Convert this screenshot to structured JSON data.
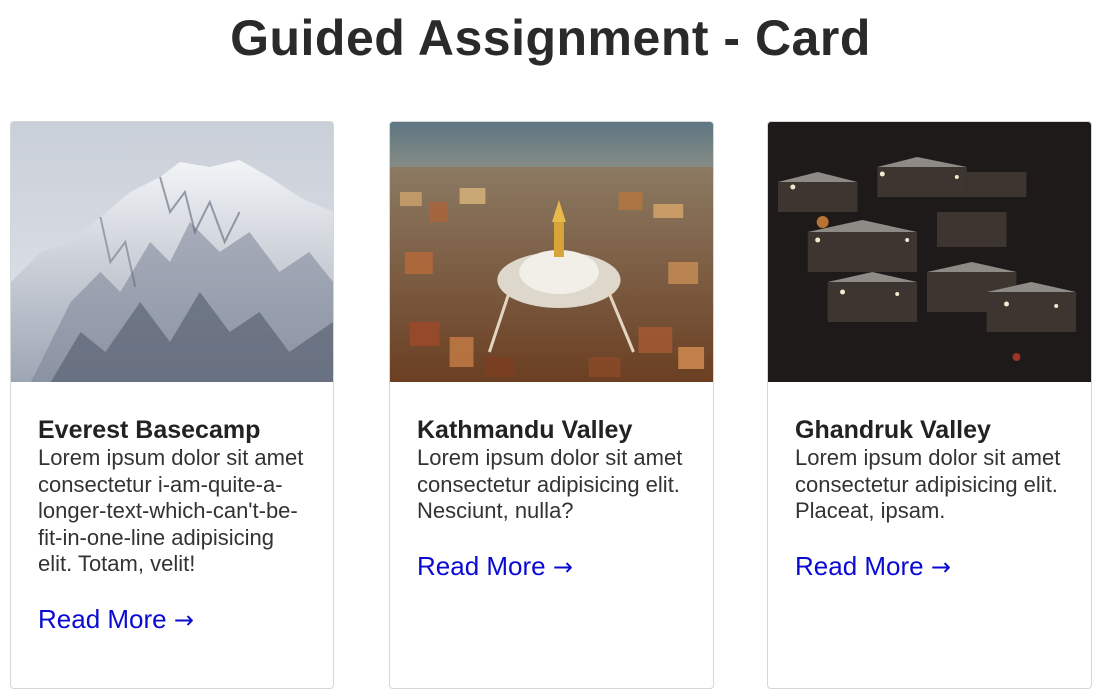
{
  "page": {
    "title": "Guided Assignment - Card"
  },
  "cards": [
    {
      "title": "Everest Basecamp",
      "text": "Lorem ipsum dolor sit amet consectetur i-am-quite-a-longer-text-which-can't-be-fit-in-one-line adipisicing elit. Totam, velit!",
      "link_label": "Read More",
      "link_arrow": "→",
      "image": "snowy-mountain-photo"
    },
    {
      "title": "Kathmandu Valley",
      "text": "Lorem ipsum dolor sit amet consectetur adipisicing elit. Nesciunt, nulla?",
      "link_label": "Read More",
      "link_arrow": "→",
      "image": "stupa-city-aerial-photo"
    },
    {
      "title": "Ghandruk Valley",
      "text": "Lorem ipsum dolor sit amet consectetur adipisicing elit. Placeat, ipsam.",
      "link_label": "Read More",
      "link_arrow": "→",
      "image": "night-village-photo"
    }
  ],
  "colors": {
    "link": "#0a0ad2",
    "border": "#d6d6d6",
    "title": "#2a2a2a"
  }
}
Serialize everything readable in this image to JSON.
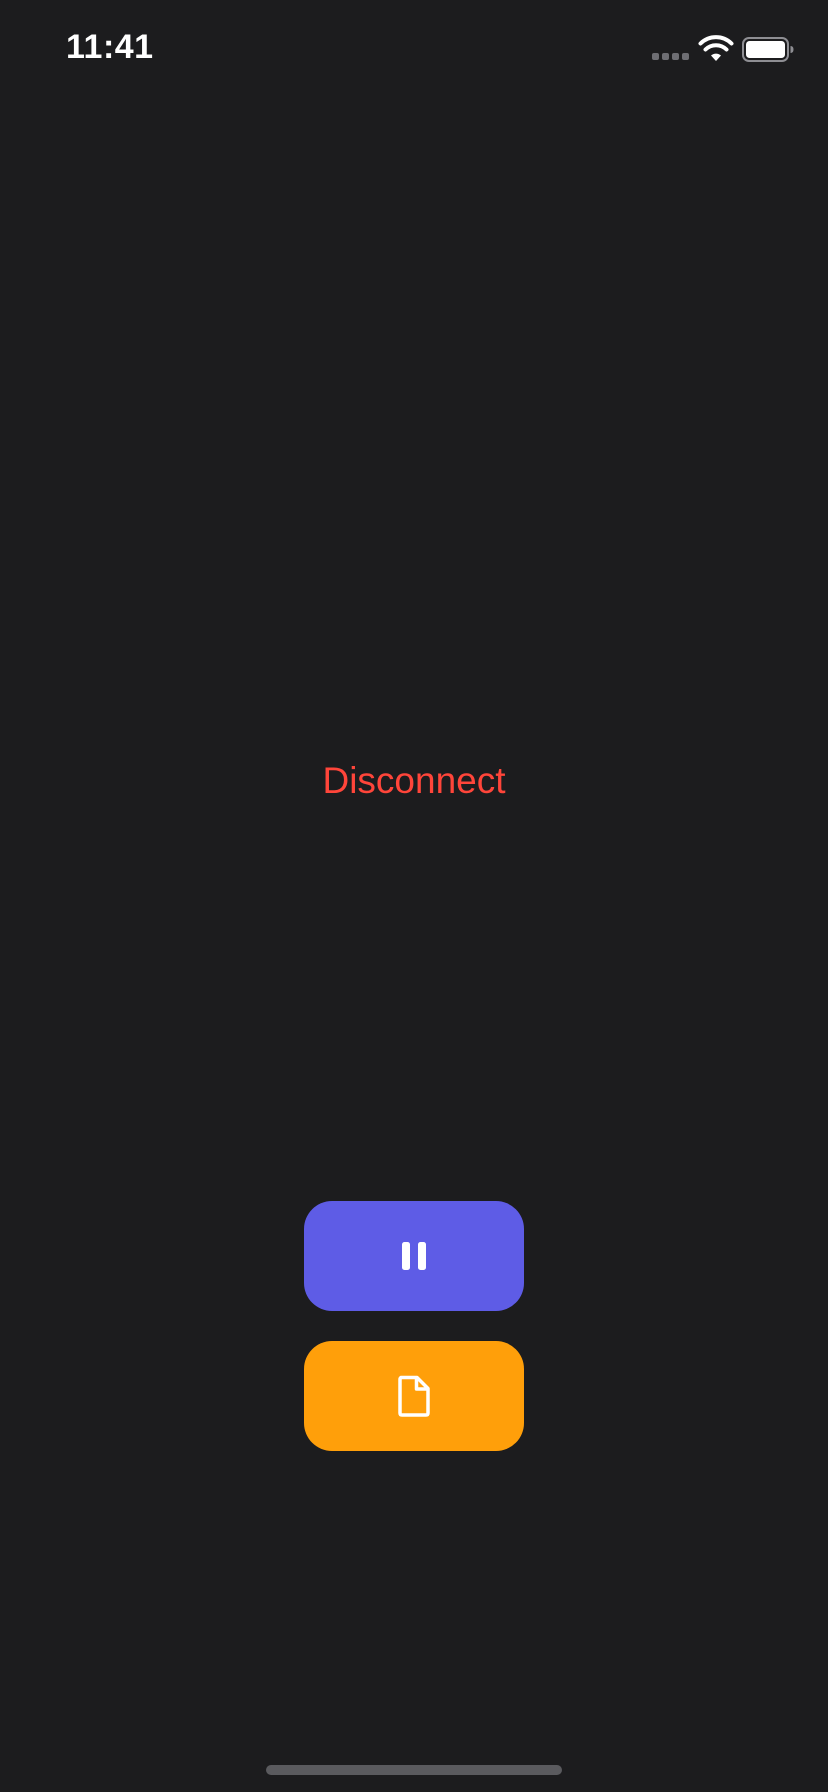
{
  "status_bar": {
    "time": "11:41",
    "signal_icon": "cellular-signal-icon",
    "wifi_icon": "wifi-icon",
    "battery_icon": "battery-full-icon"
  },
  "main": {
    "disconnect_label": "Disconnect",
    "pause_button_icon": "pause-icon",
    "file_button_icon": "document-icon"
  },
  "colors": {
    "background": "#1c1c1e",
    "disconnect_text": "#ff453a",
    "pause_button": "#5e5ce6",
    "file_button": "#ff9f0a",
    "icon": "#ffffff"
  }
}
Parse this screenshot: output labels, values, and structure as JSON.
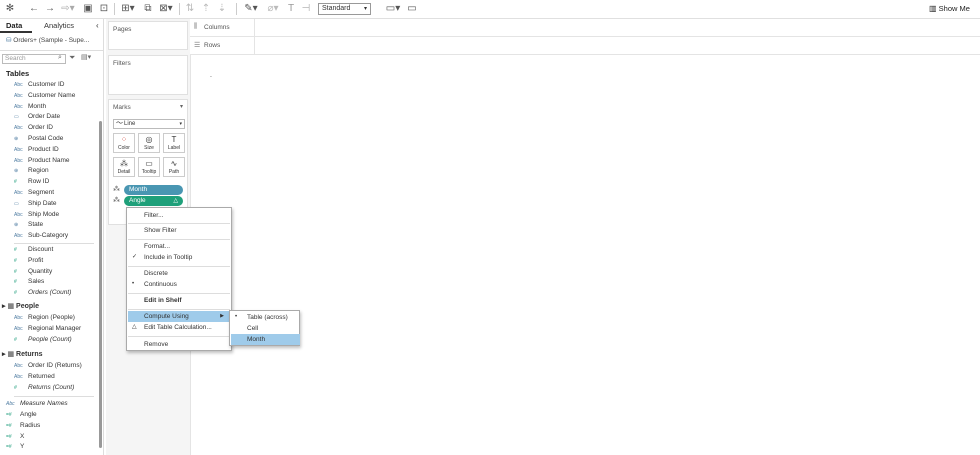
{
  "toolbar": {
    "standard_label": "Standard",
    "show_me_label": "Show Me"
  },
  "data_pane": {
    "tab_data": "Data",
    "tab_analytics": "Analytics",
    "datasource": "Orders+ (Sample - Supe...",
    "search_placeholder": "Search",
    "tables_title": "Tables",
    "orders_fields": [
      {
        "type": "Abc",
        "name": "Customer ID"
      },
      {
        "type": "Abc",
        "name": "Customer Name"
      },
      {
        "type": "Abc",
        "name": "Month"
      },
      {
        "type": "date",
        "name": "Order Date"
      },
      {
        "type": "Abc",
        "name": "Order ID"
      },
      {
        "type": "geo",
        "name": "Postal Code"
      },
      {
        "type": "Abc",
        "name": "Product ID"
      },
      {
        "type": "Abc",
        "name": "Product Name"
      },
      {
        "type": "geo",
        "name": "Region"
      },
      {
        "type": "#",
        "name": "Row ID"
      },
      {
        "type": "Abc",
        "name": "Segment"
      },
      {
        "type": "date",
        "name": "Ship Date"
      },
      {
        "type": "Abc",
        "name": "Ship Mode"
      },
      {
        "type": "geo",
        "name": "State"
      },
      {
        "type": "Abc",
        "name": "Sub-Category"
      }
    ],
    "orders_measures": [
      {
        "type": "#",
        "name": "Discount"
      },
      {
        "type": "#",
        "name": "Profit"
      },
      {
        "type": "#",
        "name": "Quantity"
      },
      {
        "type": "#",
        "name": "Sales"
      },
      {
        "type": "#",
        "name": "Orders (Count)"
      }
    ],
    "people_title": "People",
    "people_fields": [
      {
        "type": "Abc",
        "name": "Region (People)"
      },
      {
        "type": "Abc",
        "name": "Regional Manager"
      },
      {
        "type": "#",
        "name": "People (Count)"
      }
    ],
    "returns_title": "Returns",
    "returns_fields": [
      {
        "type": "Abc",
        "name": "Order ID (Returns)"
      },
      {
        "type": "Abc",
        "name": "Returned"
      },
      {
        "type": "#",
        "name": "Returns (Count)"
      }
    ],
    "measure_names": "Measure Names",
    "calc_fields": [
      {
        "type": "=#",
        "name": "Angle"
      },
      {
        "type": "=#",
        "name": "Radius"
      },
      {
        "type": "=#",
        "name": "X"
      },
      {
        "type": "=#",
        "name": "Y"
      }
    ]
  },
  "shelves": {
    "pages": "Pages",
    "filters": "Filters",
    "marks": "Marks",
    "mark_type": "Line",
    "mark_buttons": [
      "Color",
      "Size",
      "Label",
      "Detail",
      "Tooltip",
      "Path"
    ],
    "pill_month": "Month",
    "pill_angle": "Angle",
    "columns": "Columns",
    "rows": "Rows"
  },
  "canvas": {
    "dot": "."
  },
  "context_menu": {
    "items": [
      "Filter...",
      "Show Filter",
      "Format...",
      "Include in Tooltip",
      "Discrete",
      "Continuous",
      "Edit in Shelf",
      "Compute Using",
      "Edit Table Calculation...",
      "Remove"
    ]
  },
  "submenu": {
    "items": [
      "Table (across)",
      "Cell",
      "Month"
    ]
  },
  "colors": {
    "dimension_pill": "#4996b2",
    "measure_pill": "#1fa07a",
    "highlight": "#9fcbea"
  }
}
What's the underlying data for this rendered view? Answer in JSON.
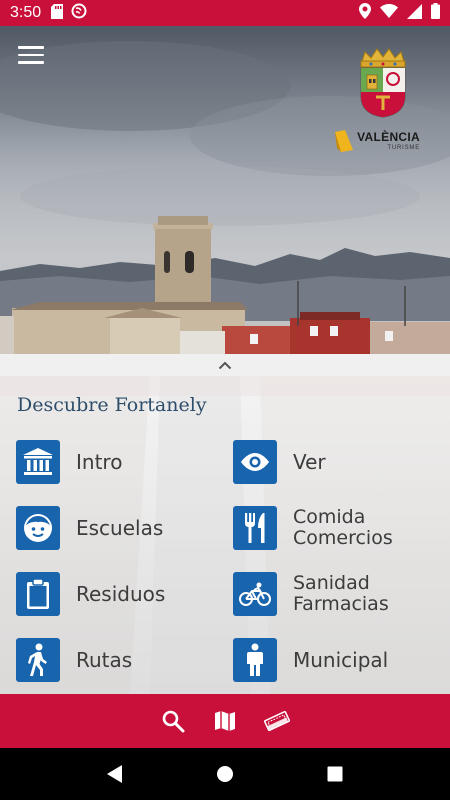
{
  "status_bar": {
    "time": "3:50",
    "left_icons": [
      "sd-card-icon",
      "no-signal-app-icon"
    ],
    "right_icons": [
      "location-icon",
      "wifi-icon",
      "cell-signal-icon",
      "battery-icon"
    ]
  },
  "hero": {
    "menu_icon": "hamburger-menu-icon",
    "logo_brand": "VALÈNCIA",
    "logo_sub": "TURISME"
  },
  "section": {
    "title": "Descubre Fortanely"
  },
  "menu": {
    "intro": {
      "label": "Intro",
      "icon": "museum-icon"
    },
    "ver": {
      "label": "Ver",
      "icon": "eye-icon"
    },
    "escuelas": {
      "label": "Escuelas",
      "icon": "child-face-icon"
    },
    "comida": {
      "line1": "Comida",
      "line2": "Comercios",
      "icon": "fork-knife-icon"
    },
    "residuos": {
      "label": "Residuos",
      "icon": "clipboard-icon"
    },
    "sanidad": {
      "line1": "Sanidad",
      "line2": "Farmacias",
      "icon": "bicycle-icon"
    },
    "rutas": {
      "label": "Rutas",
      "icon": "walking-person-icon"
    },
    "municipal": {
      "label": "Municipal",
      "icon": "person-icon"
    }
  },
  "bottom_bar": {
    "items": [
      "search-icon",
      "map-icon",
      "tickets-icon"
    ]
  },
  "nav_bar": {
    "items": [
      "back-icon",
      "home-icon",
      "recents-icon"
    ]
  },
  "colors": {
    "brand_red": "#c8103a",
    "tile_blue": "#1864ad",
    "title_blue": "#2e4d6b"
  }
}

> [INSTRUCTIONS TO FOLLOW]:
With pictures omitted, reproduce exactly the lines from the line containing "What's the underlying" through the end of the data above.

> [RESPONSE]:
What's the underlying data for this rendered view? Answer in JSON.
{
  "status_bar": {
    "time": "3:50",
    "left_icons": [
      "sd-card-icon",
      "no-signal-app-icon"
    ],
    "right_icons": [
      "location-icon",
      "wifi-icon",
      "cell-signal-icon",
      "battery-icon"
    ]
  },
  "hero": {
    "menu_icon": "hamburger-menu-icon",
    "logo_brand": "VALÈNCIA",
    "logo_sub": "TURISME"
  },
  "section": {
    "title": "Descubre Fortanely"
  },
  "menu": {
    "intro": {
      "label": "Intro",
      "icon": "museum-icon"
    },
    "ver": {
      "label": "Ver",
      "icon": "eye-icon"
    },
    "escuelas": {
      "label": "Escuelas",
      "icon": "child-face-icon"
    },
    "comida": {
      "line1": "Comida",
      "line2": "Comercios",
      "icon": "fork-knife-icon"
    },
    "residuos": {
      "label": "Residuos",
      "icon": "clipboard-icon"
    },
    "sanidad": {
      "line1": "Sanidad",
      "line2": "Farmacias",
      "icon": "bicycle-icon"
    },
    "rutas": {
      "label": "Rutas",
      "icon": "walking-person-icon"
    },
    "municipal": {
      "label": "Municipal",
      "icon": "person-icon"
    }
  },
  "bottom_bar": {
    "items": [
      "search-icon",
      "map-icon",
      "tickets-icon"
    ]
  },
  "nav_bar": {
    "items": [
      "back-icon",
      "home-icon",
      "recents-icon"
    ]
  },
  "colors": {
    "brand_red": "#c8103a",
    "tile_blue": "#1864ad",
    "title_blue": "#2e4d6b"
  }
}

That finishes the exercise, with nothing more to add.